The truth of the matter is that many people choose teaching as a career because it is a wonderful one. You get to make a real and tangible difference in the lives of young people while making money and earning benefits. However, teachers’ salaries don’t always add up to what it takes to make ends meet in today’s society, and many teachers are either forced into second or third jobs, or decide to leave the profession entirely in favor of making more money.

Although I’ve tried to take summers off, I have never had a summer during which I was not doing some kind of work for extra money. When I first started teaching, I had moved away from my family and was living completely on my own. While I could make ends meet during the school year, I wasn’t saving anything at all, so if I had lost my job, I would have been in serious financial trouble. During those summers, since my school didn’t offer summer school, I decided to pack up my stuff and move back in with my mom so I could teach summer school closer to home. Since I moved back to the area for good, I have held many summer school jobs and, more recently, I’ve started writing during the summer to make extra money. My husband and mother are teachers, too, and both have also taken extra jobs every summer.

It’s not that we can’t make ends meet with our salary. We all teach in an area of the country where we are well compensated for our time. However, when there are always extra things that come up that cost us, if we don’t have those extra jobs, we cannot afford the extras.
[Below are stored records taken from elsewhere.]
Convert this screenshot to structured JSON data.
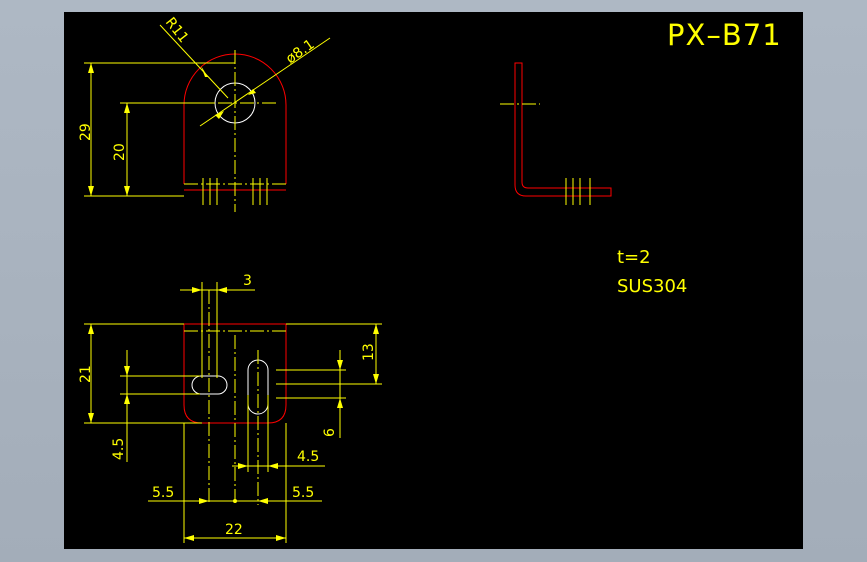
{
  "title": "PX–B71",
  "notes": {
    "thickness": "t=2",
    "material": "SUS304"
  },
  "dimensions": {
    "radius": "R11",
    "hole_diameter": "ø8.1",
    "height_total": "29",
    "height_hole": "20",
    "slot_width": "3",
    "height_bottom": "21",
    "slot_offset_top": "13",
    "slot_length": "6",
    "slot_offset_left": "4.5",
    "slot_half_right": "4.5",
    "left_edge_offset": "5.5",
    "right_edge_offset": "5.5",
    "width_total": "22"
  },
  "colors": {
    "outline": "#ff0000",
    "dimension": "#ffff00",
    "hidden": "#ffffff",
    "sheet": "#000000"
  }
}
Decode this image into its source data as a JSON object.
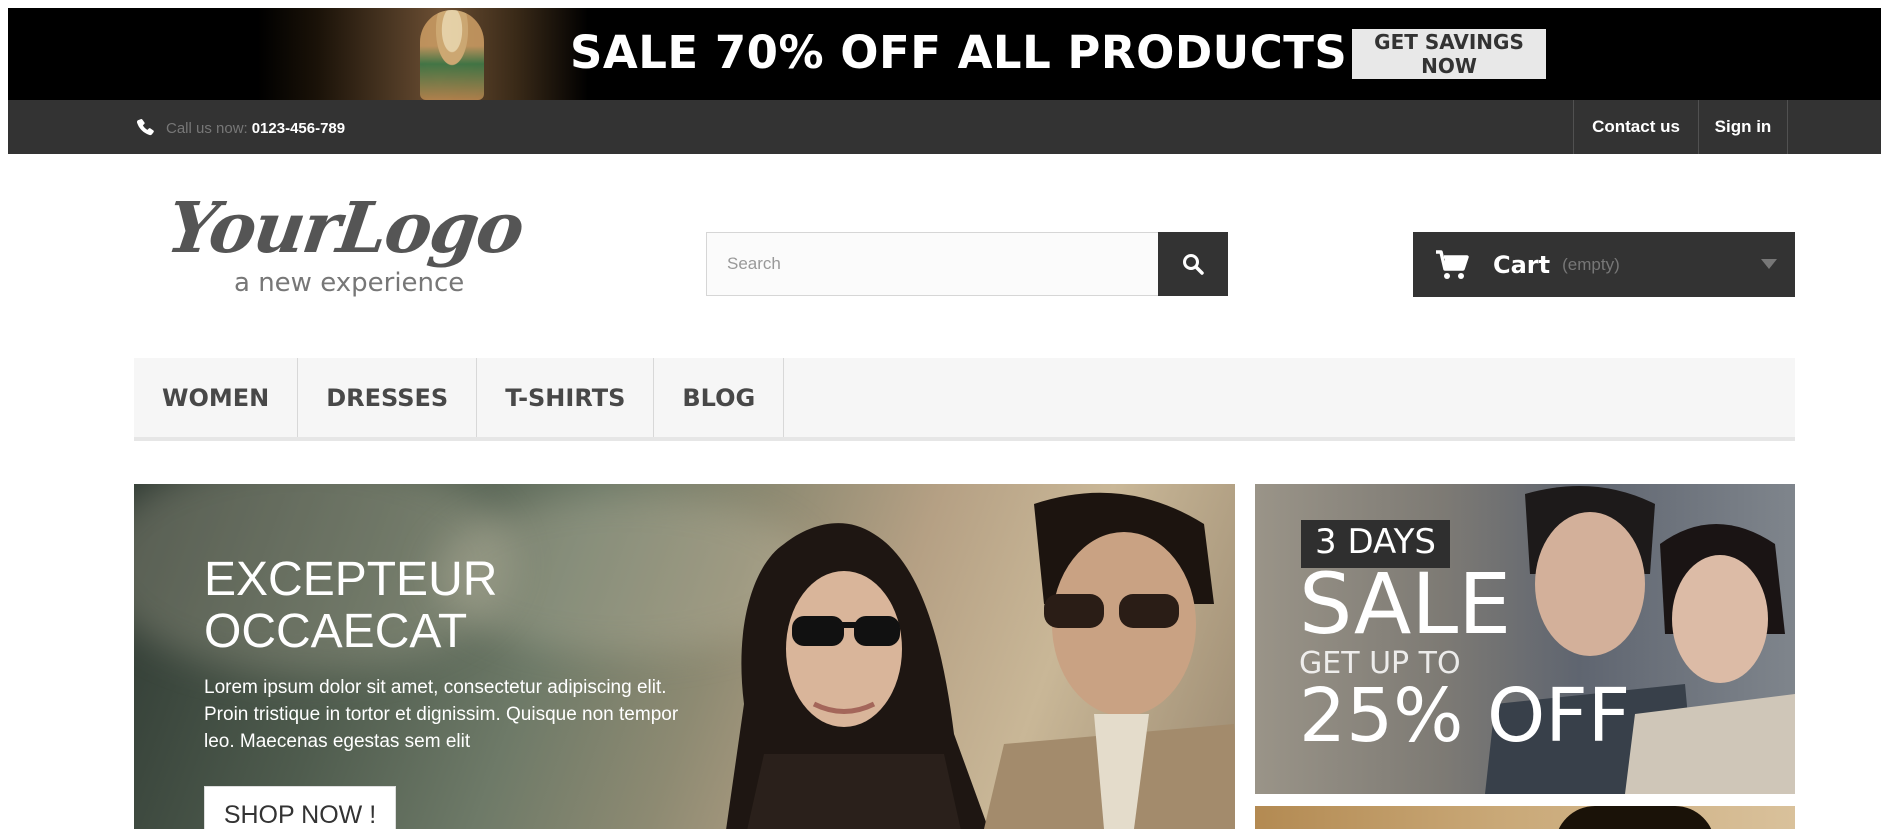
{
  "promo": {
    "headline": "SALE 70% OFF ALL PRODUCTS",
    "button": "GET SAVINGS NOW"
  },
  "topbar": {
    "call_label": "Call us now:",
    "phone": "0123-456-789",
    "contact": "Contact us",
    "signin": "Sign in"
  },
  "header": {
    "logo_script": "YourLogo",
    "logo_tagline": "a new experience",
    "search_placeholder": "Search",
    "cart_label": "Cart",
    "cart_status": "(empty)"
  },
  "nav": {
    "items": [
      "WOMEN",
      "DRESSES",
      "T-SHIRTS",
      "BLOG"
    ]
  },
  "slider": {
    "title_line1": "EXCEPTEUR",
    "title_line2": "OCCAECAT",
    "body": "Lorem ipsum dolor sit amet, consectetur adipiscing elit. Proin tristique in tortor et dignissim. Quisque non tempor leo. Maecenas egestas sem elit",
    "button": "SHOP NOW !"
  },
  "side_banner": {
    "days": "3 DAYS",
    "sale": "SALE",
    "getup": "GET UP TO",
    "percent": "25% OFF"
  },
  "colors": {
    "dark_bar": "#333333",
    "promo_bg": "#000000",
    "nav_bg": "#f6f6f6"
  }
}
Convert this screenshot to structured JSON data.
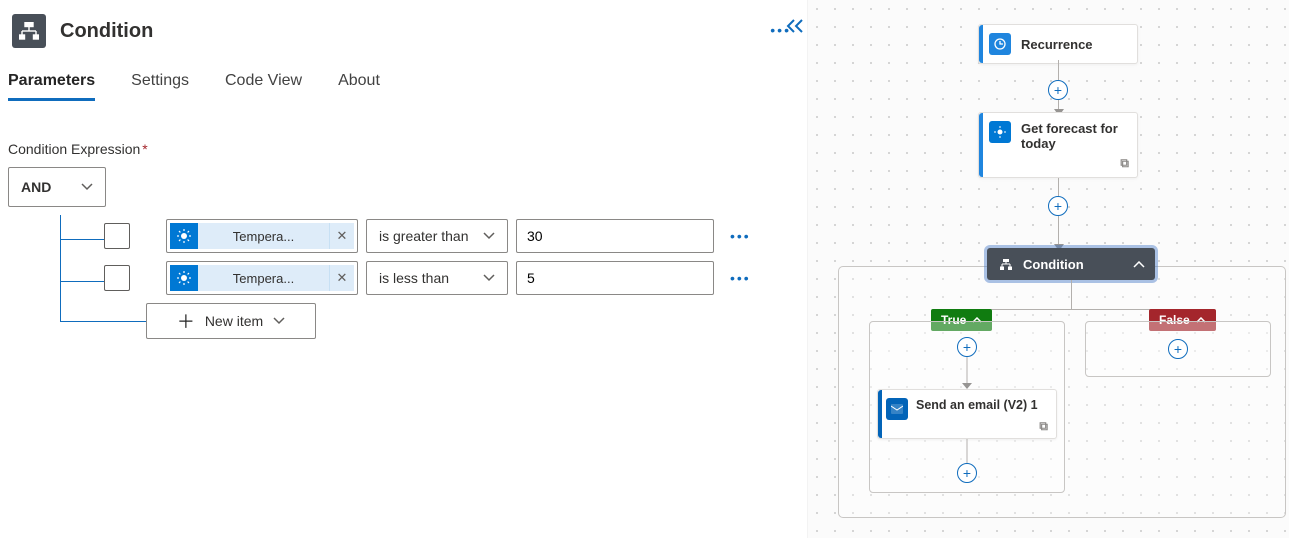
{
  "header": {
    "title": "Condition"
  },
  "tabs": {
    "parameters": "Parameters",
    "settings": "Settings",
    "codeview": "Code View",
    "about": "About"
  },
  "section": {
    "label": "Condition Expression",
    "required": "*"
  },
  "logic": {
    "operator": "AND"
  },
  "rules": [
    {
      "chip": "Tempera...",
      "op": "is greater than",
      "value": "30"
    },
    {
      "chip": "Tempera...",
      "op": "is less than",
      "value": "5"
    }
  ],
  "newitem": {
    "label": "New item"
  },
  "canvas": {
    "recurrence": "Recurrence",
    "forecast": "Get forecast for today",
    "condition": "Condition",
    "true_label": "True",
    "false_label": "False",
    "email": "Send an email (V2) 1"
  }
}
Furthermore, when you are as active as we are during the school year, it is a bit of a shock to your system to go from being so busy to having nothing at all to do. Part of the reason I take summer jobs is to keep myself occupied and keep my brain working during the summer.

Many people argue that teacher pay is so low because we only work nine months out of the year. This may be true, but, according to “American Teacher” and my personal experience, teachers do not work 40-hour work weeks. We’re in school that long, and then we bring home papers to grade and we plan lessons outside of that work week, making our work weeks easily 60-80 hours long. Since we’re not paid hourly, we make what we make no matter how much work we do outside of school. Also, there are plenty of teachers who would love year-round schooling — myself included — but it would cost already cash-strapped districts too much money to support being in school for the entire year.

The bottom line is that teaching is a profession and a career choice for many people, and there is nothing more important than teaching the youth of our country. It is sad that so many teachers have to take on extra work to make ends meet, and sad that, as a country, we cannot monetarily show teachers how important their work is.